Modern conservative Reformed denominations have a huge problem. It used to be that "Reformed" was short for "Reformed According to the Word." Reformed Christians were the loudest to profess to be "Bible-believing Christians."
Now, however, in many circles, "Reformed" appears to be the proudly worn badge of hyper-traditionalists. For them the supreme judge, by which all controversies of religion are to be determined. . . and in whose sentence we are to rest is no longer the Holy Spirit speaking in the Scripture. No. Now all theological controversies are resolved by an appeal to the authority of the decrees of councils, opinions of ancient writers, and doctrines of men.
If you didn't get the irony of my last two sentences, please read the Westminster Confession of Faith, Chapt. 1, par. 10.
Are we followers of Jesus or not? Did Jesus ever once seek to correct the Pharisees or Sadducees by appealing to their traditions or great teachers? No. Just the opposite. He berated them for their loyalty to tradition. He warned them that their traditions "made void the word of God" (Matt. 15:6). He cited the Hebrew Scriptures. Over and over again.
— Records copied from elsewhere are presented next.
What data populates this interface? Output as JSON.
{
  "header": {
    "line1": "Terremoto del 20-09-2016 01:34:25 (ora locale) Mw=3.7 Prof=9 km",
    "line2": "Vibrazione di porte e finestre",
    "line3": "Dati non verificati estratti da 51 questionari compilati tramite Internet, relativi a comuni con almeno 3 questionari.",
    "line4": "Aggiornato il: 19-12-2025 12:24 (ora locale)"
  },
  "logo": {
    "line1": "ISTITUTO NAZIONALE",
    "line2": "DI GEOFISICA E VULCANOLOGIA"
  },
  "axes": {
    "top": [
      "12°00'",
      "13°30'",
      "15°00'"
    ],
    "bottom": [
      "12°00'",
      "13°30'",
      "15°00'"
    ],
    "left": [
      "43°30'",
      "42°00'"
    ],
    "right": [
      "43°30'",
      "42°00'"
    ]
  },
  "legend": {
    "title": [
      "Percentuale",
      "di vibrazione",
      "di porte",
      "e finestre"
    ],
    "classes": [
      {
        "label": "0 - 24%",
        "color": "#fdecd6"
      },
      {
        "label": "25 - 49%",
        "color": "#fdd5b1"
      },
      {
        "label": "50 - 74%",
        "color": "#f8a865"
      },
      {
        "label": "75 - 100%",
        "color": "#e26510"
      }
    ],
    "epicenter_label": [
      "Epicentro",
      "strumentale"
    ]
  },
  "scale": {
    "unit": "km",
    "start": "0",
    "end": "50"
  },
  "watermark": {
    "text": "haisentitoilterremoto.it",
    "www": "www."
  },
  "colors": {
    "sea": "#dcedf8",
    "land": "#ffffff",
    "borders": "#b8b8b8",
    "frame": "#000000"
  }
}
If the reformation of Jesus was anything, it was fresh return to the Hebrew Scriptures as the authority for his church and kingdom.
In Matthew 19:1-12 the Pharisees lay a trap for Jesus. They ask him a question about divorce designed to make him take sides about what tradition school of thought in their little sect was right. Did Jesus know about their internal squabbles about the grounds for a man divorcing a wife? Sure he did. They expected Jesus to say that one side or the other was correct, but he doesn't. When Jesus answered them he did not ask them if they had read this or that Jewish authority on the subject. He asked them, "Have you not read. . ." And then he directed them to the Scriptures, God's Word. He goes all the way back to Genesis, to what God said and God did in the beginning.
Jesus would be derisively labeled as a "biblicist" by many Reformed partisans.
More often than not theological controversies that Christians fight over, that have divided Christian brothers, are best resolved with a fresh look at God's Word. One comes to God's word not looking for a proof text to back one's tradition or confession, but one examines the Bible for fresh insight, new categories, and an authoritative Word that cuts to the heart of the issue. After all, that used to be what it meant to be "Reformed."
Two great essays by John Frame on this subject:
A Defense of Something Close to Biblicism